The murders of political candidates for public office have become a constant in Mexico during the elections. Organized crime has managed to perpetuate itself and infiltrate electoral campaigns to dispose of the lives of those who seek to enter politics.
So far in this election season, over 85 candidates, male and female, have been assassinated by drug cartels and organized crime, according to Etellek Consultores. This includes 32 people whose homicides occurred before the start of the campaigns and excluding those who have been threatened, such as Zudikey Rodríguez, candidate for the municipal presidency of Valle de Bravo.
From abroad, the electoral climate in Mexico is presented as ” the bloody season” or “the bloodiest elections since 2018” in terms of assassinations.
The Wall Street Journal narrated a scene that is constantly repeated in the country based on the case of Abel Murrieta, candidate for the mayor of Ciudad Obregón, who was gunned down in the middle of a rally and his murderers quietly escaped.
“Even in a country with a history of electoral violence, this election season is shaping up to be the bloodiest in recent memory, having the smallest criminals and gangs vying fiercely to control local areas by intimidating or killing politicians,” wrote the journalists Juan Montes and José de Córdova.
Another of the chilling figures was exposed by Integralia, a Mexican consultant who reported that only from February to April 46 elected officials, members of political parties and/or candidates were assassinated, which represents an increase of 44% with respect to the elections held in 2018.
In addition, more than 60 candidates withdrew from the campaign due to the “spiral of violence and insecurity,” acknowledged the WSJ. Above all, they stressed that behind all the violence is “the changing dynamics of organized crime, who” once they have control of local governments, gangs also take a part of the tax money destined for public works.
The ability to control their territory also depends on the extent to which they control, threaten, and bribe the local mayor, police chief, and other senior officials.

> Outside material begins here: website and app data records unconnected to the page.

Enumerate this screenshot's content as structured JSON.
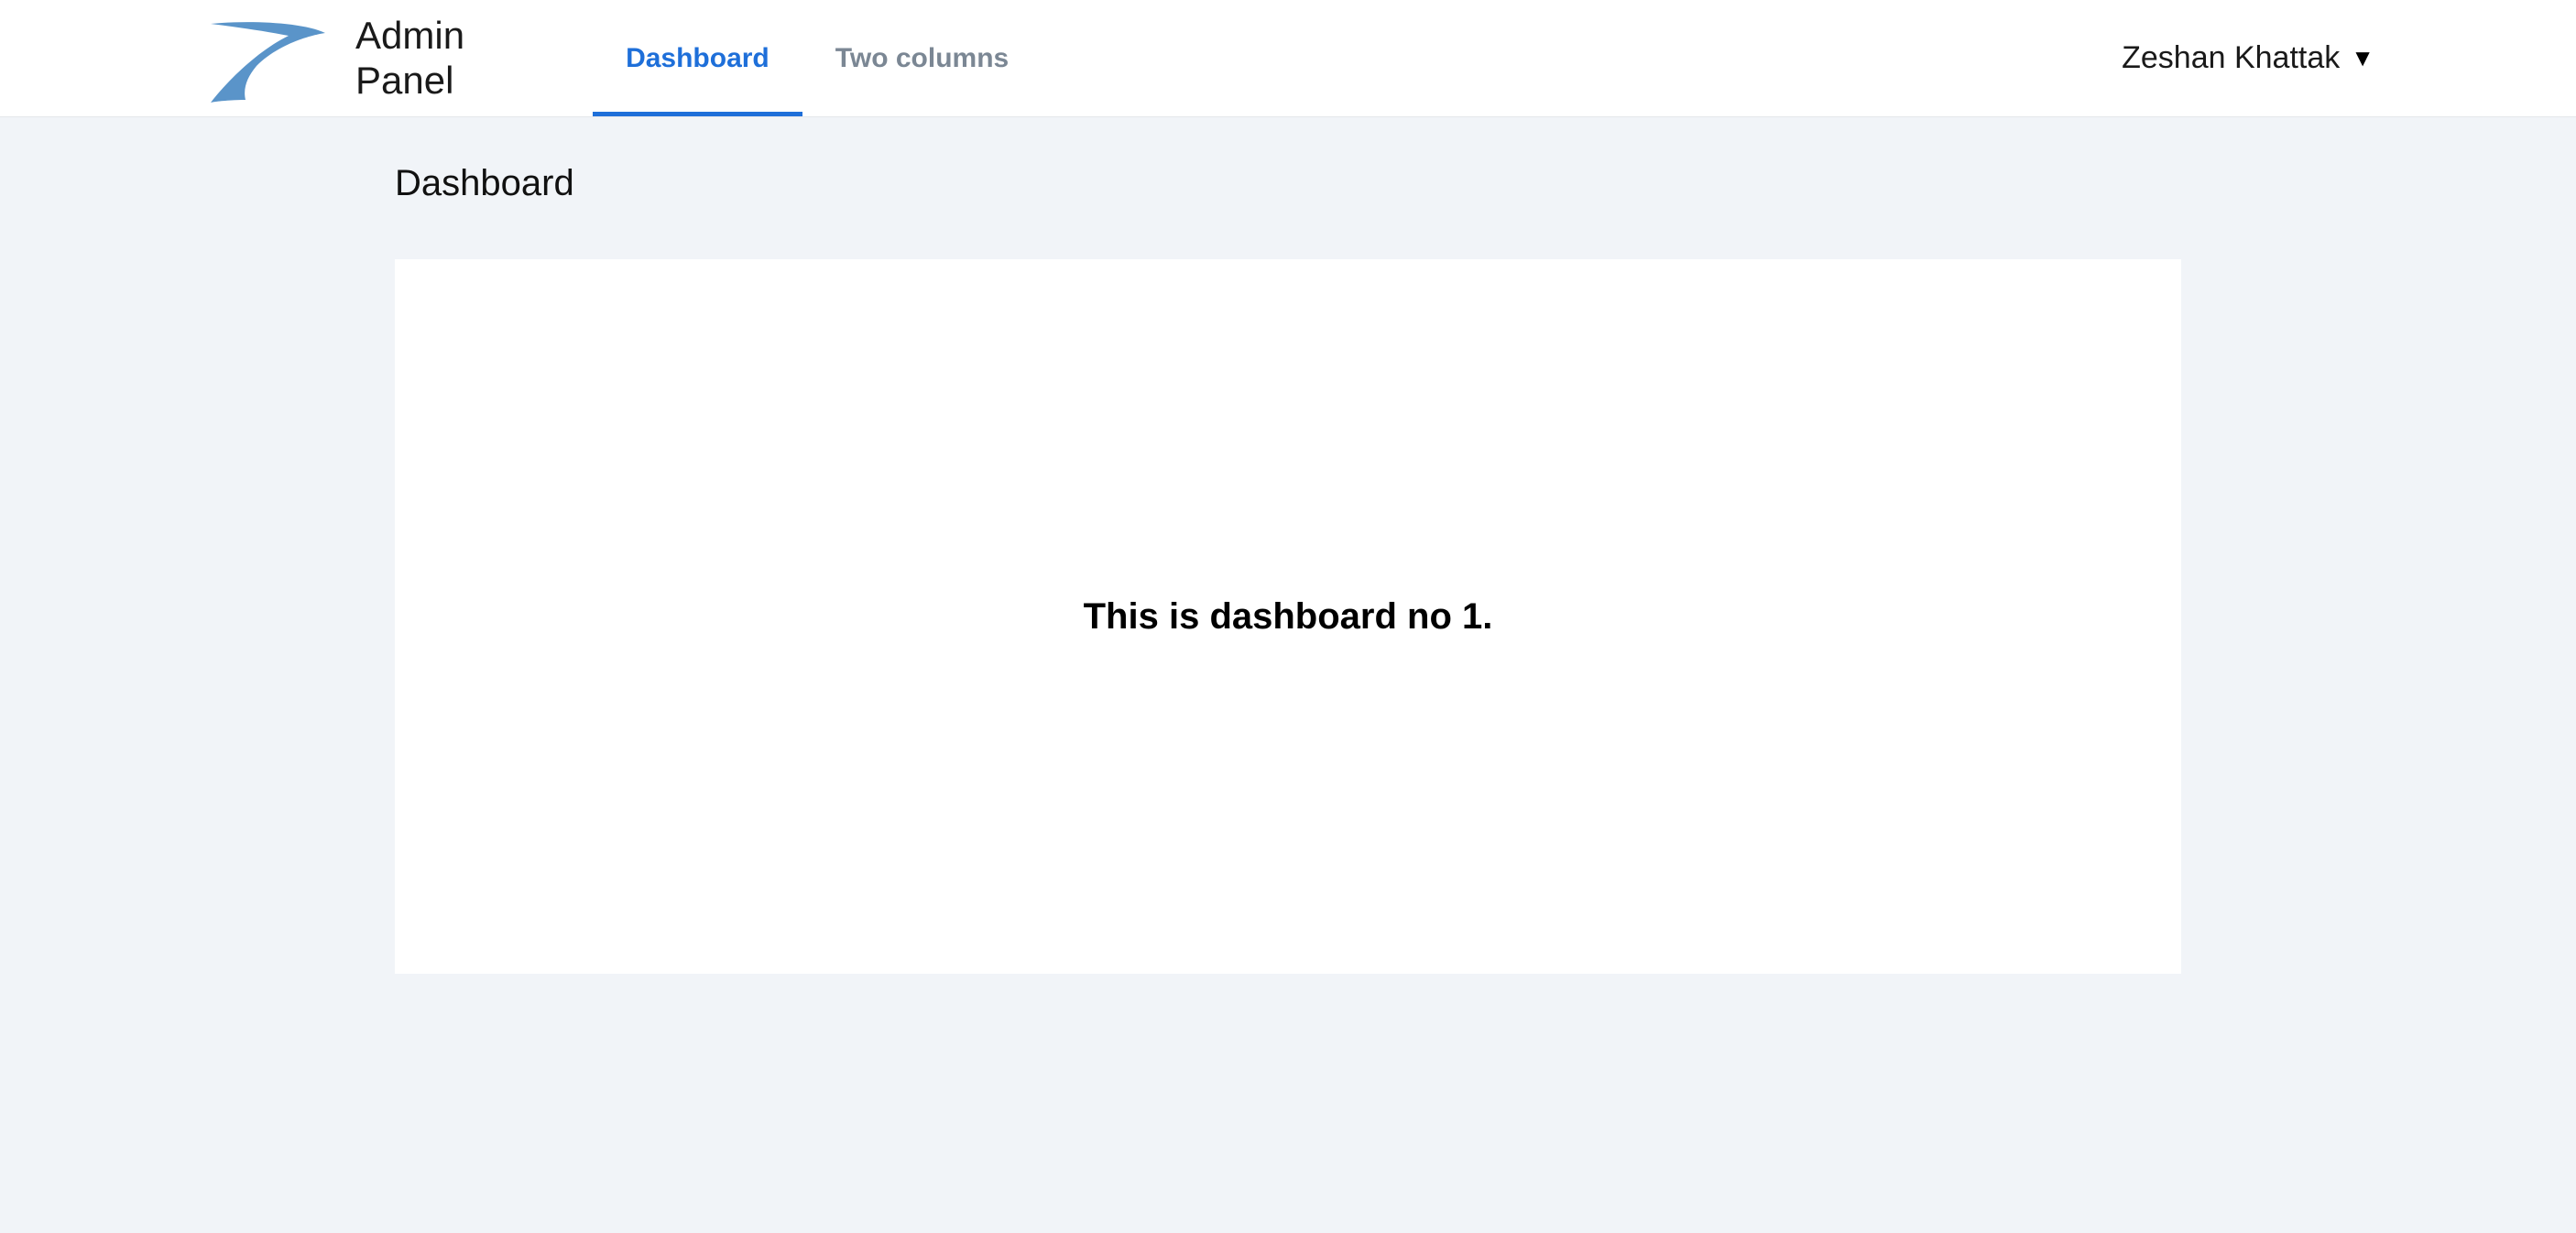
{
  "brand": {
    "line1": "Admin",
    "line2": "Panel"
  },
  "nav": {
    "items": [
      {
        "label": "Dashboard",
        "active": true
      },
      {
        "label": "Two columns",
        "active": false
      }
    ]
  },
  "user": {
    "name": "Zeshan Khattak"
  },
  "page": {
    "title": "Dashboard",
    "card_text": "This is dashboard no 1."
  }
}
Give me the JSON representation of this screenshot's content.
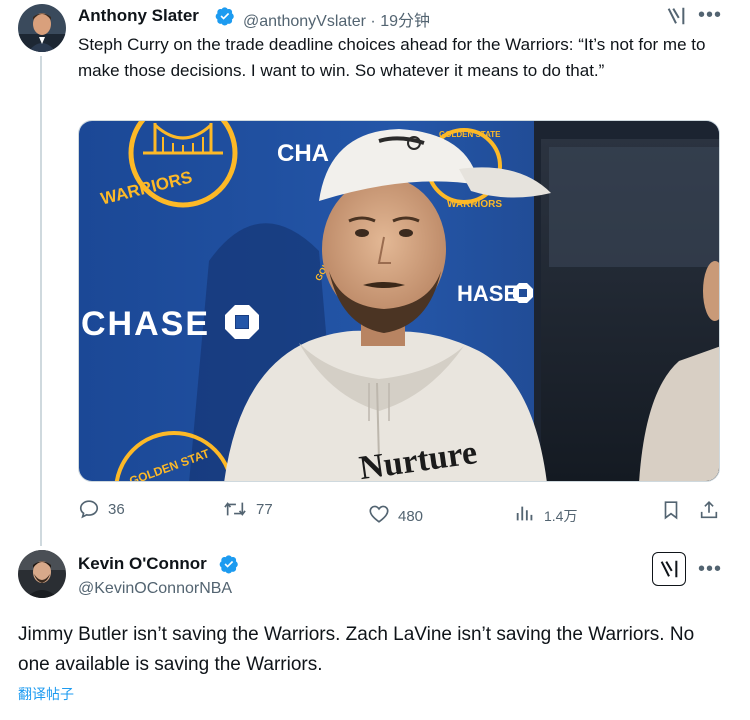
{
  "tweet1": {
    "author_name": "Anthony Slater",
    "handle_time": "@anthonyVslater · 19分钟",
    "text": "Steph Curry on the trade deadline choices ahead for the Warriors: “It’s not for me to make those decisions. I want to win. So whatever it means to do that.”",
    "media": {
      "logo_text_top": "WARRIORS",
      "sponsor": "CHASE",
      "sponsor_short": "CHA",
      "sponsor_right": "HASE",
      "logo_text_ring": "GOLDEN STATE",
      "logo_text_ring_2": "WARRIORS",
      "logo_text_bottom": "GOLDEN STAT",
      "logo_text_gold": "GOL",
      "hoodie_text": "Nurture"
    },
    "stats": {
      "replies": "36",
      "reposts": "77",
      "likes": "480",
      "views": "1.4万"
    }
  },
  "tweet2": {
    "author_name": "Kevin O'Connor",
    "handle": "@KevinOConnorNBA",
    "text": "Jimmy Butler isn’t saving the Warriors. Zach LaVine isn’t saving the Warriors. No one available is saving the Warriors.",
    "translate_label": "翻译帖子"
  },
  "icons": {
    "grok": "grok-icon",
    "more": "more-icon",
    "reply": "reply-icon",
    "repost": "repost-icon",
    "like": "heart-icon",
    "views": "views-icon",
    "bookmark": "bookmark-icon",
    "share": "share-icon",
    "verified": "verified-badge-icon"
  },
  "colors": {
    "verified": "#1d9bf0",
    "secondary_text": "#536471",
    "link": "#1d9bf0",
    "backdrop_blue": "#1f4fa0",
    "warriors_gold": "#fdb927"
  }
}
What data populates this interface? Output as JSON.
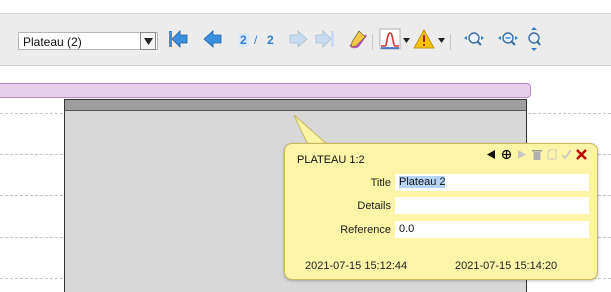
{
  "toolbar": {
    "plateau_select": {
      "value": "Plateau (2)"
    },
    "navigation": {
      "current_page": "2",
      "separator": "/",
      "total_pages": "2"
    },
    "icons": [
      "dropdown-icon",
      "first-icon",
      "previous-icon",
      "next-icon",
      "last-icon",
      "edit-marker-icon",
      "chart-icon",
      "warning-icon",
      "zoom-fit-icon",
      "zoom-out-icon",
      "zoom-in-icon"
    ]
  },
  "popup": {
    "title": "PLATEAU 1:2",
    "fields": {
      "title_label": "Title",
      "title_value": "Plateau 2",
      "details_label": "Details",
      "details_value": "",
      "reference_label": "Reference",
      "reference_value": "0.0"
    },
    "start_time": "2021-07-15 15:12:44",
    "end_time": "2021-07-15 15:14:20"
  },
  "colors": {
    "nav_blue": "#2f7fd6",
    "popup_bg": "#fcf4a6",
    "plateau_bar": "#e7cfee",
    "delete_red": "#c00000"
  }
}
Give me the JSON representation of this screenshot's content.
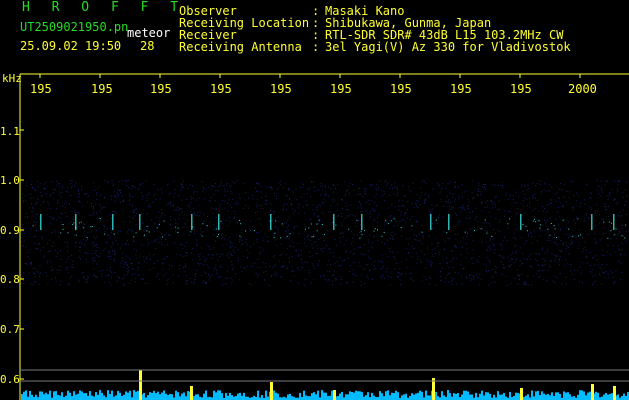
{
  "app": {
    "title": "H R O F F T",
    "filename": "UT2509021950.pn",
    "meteor_label": "meteor",
    "datetime": "25.09.02 19:50",
    "meteor_count": "28"
  },
  "header": {
    "rows": [
      {
        "label": "Observer",
        "value": "Masaki Kano"
      },
      {
        "label": "Receiving Location",
        "value": "Shibukawa, Gunma, Japan"
      },
      {
        "label": "Receiver",
        "value": "RTL-SDR SDR# 43dB L15 103.2MHz CW"
      },
      {
        "label": "Receiving Antenna",
        "value": "3el Yagi(V) Az 330 for Vladivostok"
      }
    ],
    "separator": ":"
  },
  "axes": {
    "freq_unit": "kHz",
    "freq_ticks": [
      "1.1",
      "1.0",
      "0.9",
      "0.8",
      "0.7",
      "0.6"
    ],
    "time_ticks": [
      "195",
      "195",
      "195",
      "195",
      "195",
      "195",
      "195",
      "195",
      "195",
      "2000"
    ]
  },
  "colors": {
    "header_text": "#ffff33",
    "title_text": "#22dd22",
    "labels_text": "#ffffff",
    "signal_band": "#2233aa",
    "signal_peak": "#44ffff",
    "activity_bar": "#00bbff",
    "activity_peak": "#ffff33"
  }
}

The Financial Times assured that most of the victims are attributed to organized crime and its links with the Mexican political sphere. Above all, the British media stressed that the majority belonged to parties opposed to the current President of Mexico, Andrés Manuel López Obrador.
Their deaths have exposed the deep-seated ties between organized crime groups and the local officials who protect them.
The Director of Etellek Consultores, Rubén Salazar, said that when someone confronts these groups, they “harass or kill you”, which implies that none of the candidates can run for public office without having the approval from the mayor or local crime boss.
This is directly connected to President López Obrador’s strategy based on “hugs, not bullets,” noted journalist Jude Webber. In addition to being part of a series of security challenges and “his repeated promises to achieve peace in a country where violence has exploded for 15 years and there are almost 100 murders a day.”